> [What you will do]
Pictures aside, repeat the listing below exactly.

> [Information given]
----------
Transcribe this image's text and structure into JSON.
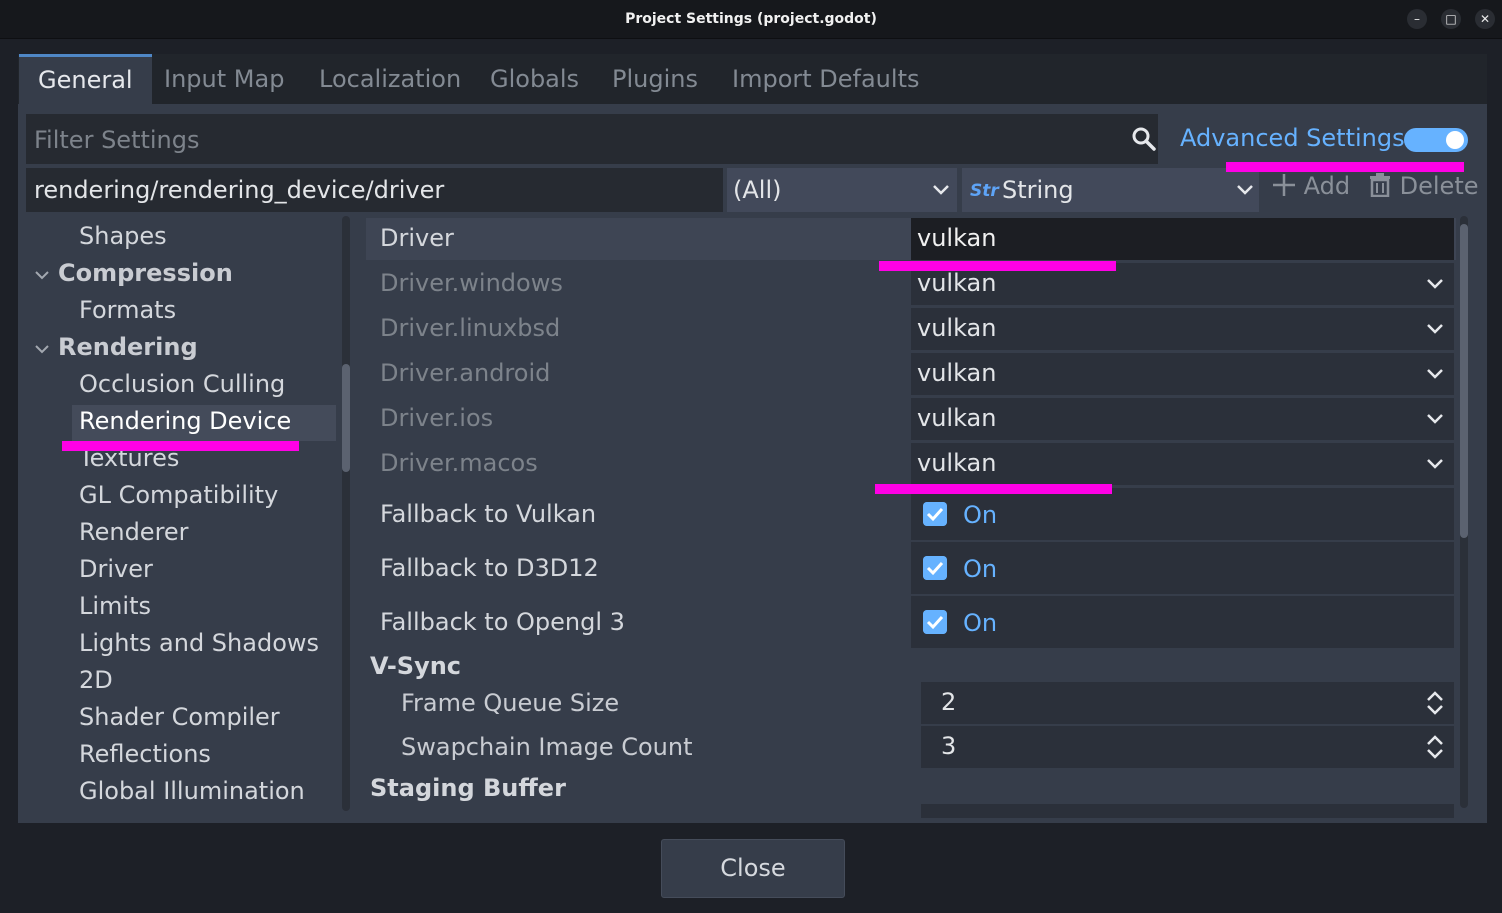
{
  "window": {
    "title": "Project Settings (project.godot)",
    "controls": {
      "minimize": "–",
      "maximize": "□",
      "close": "✕"
    }
  },
  "tabs": [
    "General",
    "Input Map",
    "Localization",
    "Globals",
    "Plugins",
    "Import Defaults"
  ],
  "active_tab": "General",
  "filter": {
    "placeholder": "Filter Settings"
  },
  "advanced_settings": {
    "label": "Advanced Settings",
    "enabled": true
  },
  "property_path": {
    "value": "rendering/rendering_device/driver"
  },
  "type_filter": {
    "value": "(All)"
  },
  "type_select": {
    "icon_text": "Str",
    "value": "String"
  },
  "add_label": "Add",
  "delete_label": "Delete",
  "tree": {
    "items": [
      {
        "label": "Shapes"
      },
      {
        "label": "Compression"
      },
      {
        "label": "Formats"
      },
      {
        "label": "Rendering"
      },
      {
        "label": "Occlusion Culling"
      },
      {
        "label": "Rendering Device"
      },
      {
        "label": "Textures"
      },
      {
        "label": "GL Compatibility"
      },
      {
        "label": "Renderer"
      },
      {
        "label": "Driver"
      },
      {
        "label": "Limits"
      },
      {
        "label": "Lights and Shadows"
      },
      {
        "label": "2D"
      },
      {
        "label": "Shader Compiler"
      },
      {
        "label": "Reflections"
      },
      {
        "label": "Global Illumination"
      }
    ]
  },
  "properties": {
    "driver": {
      "label": "Driver",
      "value": "vulkan"
    },
    "driver_windows": {
      "label": "Driver.windows",
      "value": "vulkan"
    },
    "driver_linuxbsd": {
      "label": "Driver.linuxbsd",
      "value": "vulkan"
    },
    "driver_android": {
      "label": "Driver.android",
      "value": "vulkan"
    },
    "driver_ios": {
      "label": "Driver.ios",
      "value": "vulkan"
    },
    "driver_macos": {
      "label": "Driver.macos",
      "value": "vulkan"
    },
    "fallback_vulkan": {
      "label": "Fallback to Vulkan",
      "value": "On",
      "checked": true
    },
    "fallback_d3d12": {
      "label": "Fallback to D3D12",
      "value": "On",
      "checked": true
    },
    "fallback_opengl3": {
      "label": "Fallback to Opengl 3",
      "value": "On",
      "checked": true
    }
  },
  "vsync": {
    "header": "V-Sync",
    "frame_queue_size": {
      "label": "Frame Queue Size",
      "value": "2"
    },
    "swapchain_image_count": {
      "label": "Swapchain Image Count",
      "value": "3"
    }
  },
  "staging_buffer": {
    "header": "Staging Buffer"
  },
  "close_label": "Close",
  "colors": {
    "accent": "#66b2ff",
    "highlight_marker": "#ff00e6"
  }
}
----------
> [Solution for this exercise]
Transcribe this image's text and structure into JSON.
{
  "window": {
    "title": "Project Settings (project.godot)",
    "controls": {
      "minimize": "–",
      "maximize": "□",
      "close": "✕"
    }
  },
  "tabs": [
    "General",
    "Input Map",
    "Localization",
    "Globals",
    "Plugins",
    "Import Defaults"
  ],
  "active_tab": "General",
  "filter": {
    "placeholder": "Filter Settings"
  },
  "advanced_settings": {
    "label": "Advanced Settings",
    "enabled": true
  },
  "property_path": {
    "value": "rendering/rendering_device/driver"
  },
  "type_filter": {
    "value": "(All)"
  },
  "type_select": {
    "icon_text": "Str",
    "value": "String"
  },
  "add_label": "Add",
  "delete_label": "Delete",
  "tree": {
    "items": [
      {
        "label": "Shapes"
      },
      {
        "label": "Compression"
      },
      {
        "label": "Formats"
      },
      {
        "label": "Rendering"
      },
      {
        "label": "Occlusion Culling"
      },
      {
        "label": "Rendering Device"
      },
      {
        "label": "Textures"
      },
      {
        "label": "GL Compatibility"
      },
      {
        "label": "Renderer"
      },
      {
        "label": "Driver"
      },
      {
        "label": "Limits"
      },
      {
        "label": "Lights and Shadows"
      },
      {
        "label": "2D"
      },
      {
        "label": "Shader Compiler"
      },
      {
        "label": "Reflections"
      },
      {
        "label": "Global Illumination"
      }
    ]
  },
  "properties": {
    "driver": {
      "label": "Driver",
      "value": "vulkan"
    },
    "driver_windows": {
      "label": "Driver.windows",
      "value": "vulkan"
    },
    "driver_linuxbsd": {
      "label": "Driver.linuxbsd",
      "value": "vulkan"
    },
    "driver_android": {
      "label": "Driver.android",
      "value": "vulkan"
    },
    "driver_ios": {
      "label": "Driver.ios",
      "value": "vulkan"
    },
    "driver_macos": {
      "label": "Driver.macos",
      "value": "vulkan"
    },
    "fallback_vulkan": {
      "label": "Fallback to Vulkan",
      "value": "On",
      "checked": true
    },
    "fallback_d3d12": {
      "label": "Fallback to D3D12",
      "value": "On",
      "checked": true
    },
    "fallback_opengl3": {
      "label": "Fallback to Opengl 3",
      "value": "On",
      "checked": true
    }
  },
  "vsync": {
    "header": "V-Sync",
    "frame_queue_size": {
      "label": "Frame Queue Size",
      "value": "2"
    },
    "swapchain_image_count": {
      "label": "Swapchain Image Count",
      "value": "3"
    }
  },
  "staging_buffer": {
    "header": "Staging Buffer"
  },
  "close_label": "Close",
  "colors": {
    "accent": "#66b2ff",
    "highlight_marker": "#ff00e6"
  }
}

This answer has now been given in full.